> _What the exercise asks_
For each line below that includes the word "true", make a copy.

> _Task material_

····················

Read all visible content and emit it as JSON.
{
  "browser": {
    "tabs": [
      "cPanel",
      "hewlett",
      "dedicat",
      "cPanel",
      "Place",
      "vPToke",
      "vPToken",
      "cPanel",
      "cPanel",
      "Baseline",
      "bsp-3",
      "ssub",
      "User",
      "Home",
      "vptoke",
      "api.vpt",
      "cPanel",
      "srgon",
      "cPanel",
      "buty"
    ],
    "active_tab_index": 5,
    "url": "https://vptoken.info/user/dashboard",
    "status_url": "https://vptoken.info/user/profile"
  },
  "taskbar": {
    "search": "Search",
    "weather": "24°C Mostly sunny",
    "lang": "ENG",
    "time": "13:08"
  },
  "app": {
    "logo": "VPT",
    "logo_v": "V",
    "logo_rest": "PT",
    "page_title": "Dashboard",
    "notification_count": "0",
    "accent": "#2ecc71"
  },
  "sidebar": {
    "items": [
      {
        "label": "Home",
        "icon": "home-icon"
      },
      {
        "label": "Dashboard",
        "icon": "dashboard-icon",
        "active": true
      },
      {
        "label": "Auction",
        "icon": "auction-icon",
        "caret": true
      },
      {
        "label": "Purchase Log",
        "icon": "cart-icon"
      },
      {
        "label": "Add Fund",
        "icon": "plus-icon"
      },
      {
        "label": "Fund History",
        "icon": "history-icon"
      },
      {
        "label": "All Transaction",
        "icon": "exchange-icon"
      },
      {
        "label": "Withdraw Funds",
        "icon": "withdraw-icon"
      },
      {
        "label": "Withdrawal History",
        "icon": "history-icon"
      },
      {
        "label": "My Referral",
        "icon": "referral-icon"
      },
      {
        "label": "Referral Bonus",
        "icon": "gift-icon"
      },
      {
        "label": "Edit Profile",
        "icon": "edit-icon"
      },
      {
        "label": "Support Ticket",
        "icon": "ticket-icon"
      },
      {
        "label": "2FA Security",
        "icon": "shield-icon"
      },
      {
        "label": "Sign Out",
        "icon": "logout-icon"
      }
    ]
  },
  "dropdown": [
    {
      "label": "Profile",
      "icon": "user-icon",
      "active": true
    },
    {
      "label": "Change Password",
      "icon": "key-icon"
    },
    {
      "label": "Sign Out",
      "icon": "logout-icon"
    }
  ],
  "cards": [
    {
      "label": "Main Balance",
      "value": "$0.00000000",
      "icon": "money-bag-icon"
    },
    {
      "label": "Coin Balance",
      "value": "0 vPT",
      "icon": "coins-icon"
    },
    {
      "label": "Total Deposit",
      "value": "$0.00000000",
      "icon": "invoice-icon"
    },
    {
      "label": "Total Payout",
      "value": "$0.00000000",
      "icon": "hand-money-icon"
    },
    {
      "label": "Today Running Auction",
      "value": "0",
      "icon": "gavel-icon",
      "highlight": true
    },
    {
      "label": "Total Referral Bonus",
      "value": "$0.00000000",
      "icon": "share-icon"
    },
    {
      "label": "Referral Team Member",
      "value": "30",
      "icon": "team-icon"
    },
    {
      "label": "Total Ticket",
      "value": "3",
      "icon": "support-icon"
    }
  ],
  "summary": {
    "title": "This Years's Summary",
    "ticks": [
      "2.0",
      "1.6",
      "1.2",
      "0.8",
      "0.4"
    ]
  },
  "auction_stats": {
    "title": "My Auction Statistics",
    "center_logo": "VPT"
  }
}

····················

> _Solution to this problem_
        "active": true
        "caret": true
      "active": true
      "highlight": true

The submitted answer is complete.